If you're scouring the Michelin list for something very approachable, Dusek's in Pilsen is a great place to start. The come-as-you-are atmosphere makes an excellent backdrop for brunch, lunch, dinner, late-night eats and cocktails with friends. Start with an order of beef fat fries before moving into small plates like the black truffle and foie gras fondue and the heirloom tomato salad. No trip is complete without the Juicy Lucy, a burger that's stuffed with American cheese and topped with red onion-bacon marmalade, tomato and lettuce.
The self-proclaimed "most unlikely of Michelin-starred restaurants," EL Ideas is situated in Douglas Park and offers set, group-based seatings Tuesday through Saturday. The crew here aims to take the stuffiness out of the fine-dining experience and removes the barrier between diners and chefs through an open floor plan. Think of it like a dinner party at a new friend's home.
Whimsy is the name of the game at Iliana Regan’s Lincoln Square restaurant, which is equal parts fascinating and adorable. The plates here are works of art and culinary prowess, combining unlikely ingredients like stone fruit, mushroom and pepita. Or foie gras, caramel corn and bubblegum ice cream. Look out for Regan's brilliantly themed menus, such as Dr. Seuss and Wes Anderson.
Meaning love in Danish, Elske is an appropriate name for a venture from husband-and-wife team David and Anna Posey. Take the guesswork out of the experience and order the affordable tasting menu, then sit back and prepare to be wowed by the unbelievably precious New American fare.
So you’re new to the whole fine-dining thing, eh? This Lakeview spot is a good place to start. Helmed by owner Ty Fujimura and chef Brian Fisher, Entente drops pretension in favor of approachability, offering a curated menu of rotating appetizers and entrées plus food-friendly wines and cocktails. The easygoing dining room, which is often bumping Run the Jewels and Kendrick Lamar, doesn’t hurt either. Day-one favorites include the wedge salad—a halo of iceberg lettuce filled with creamy green-goddess dressing and topped with chunks of bacon, tomato puree and gobs of Cambozola cheese—and the Carolina Gold, a warm hug of a dish that’s topped with shaved truffles, pea tendrils, Parmigiano-Reggiano and a duck egg.
Owners Chris and Nina Nugent preside over this intimate 30-seat, BYOB-friendly Lincoln Square destination that incorporates classic French technique with modern, playful touches.
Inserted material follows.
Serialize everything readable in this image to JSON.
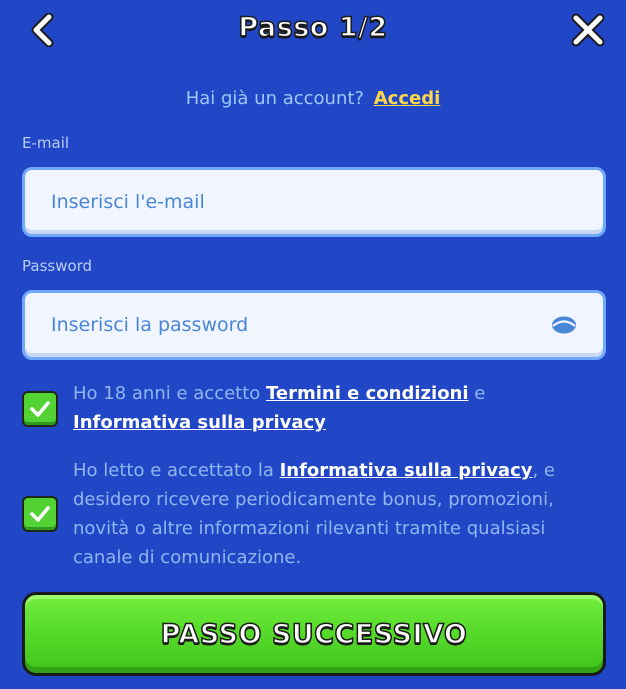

The multi-course menu goes for $145 a head (did we mention the BYOB policy?) and lasts for approximately three hours. Diners can expect wildly creative platings and intensely seasonal ingredients like summer truffle, English peas, meyer lemon and fennel.
For years, Everest has lived up to its name for those looking for a lavish experience, and in the process it has become the pinnacle of high-end French dining. Atop the Chicago Stock Exchange, it is still the height of elegance, with views of the rooftops that made the city famous. Chef Jean Joho’s menu still starts with his iconic whipped cauliflower served on an iced tea spoon and dotted with caviar. From there, it’s on to carefully executed dishes such as roasted rack of lamb, foie gras and poached halibut, each given some sort of Alsatian flair or French accent. If you’re looking for fancy, you found it.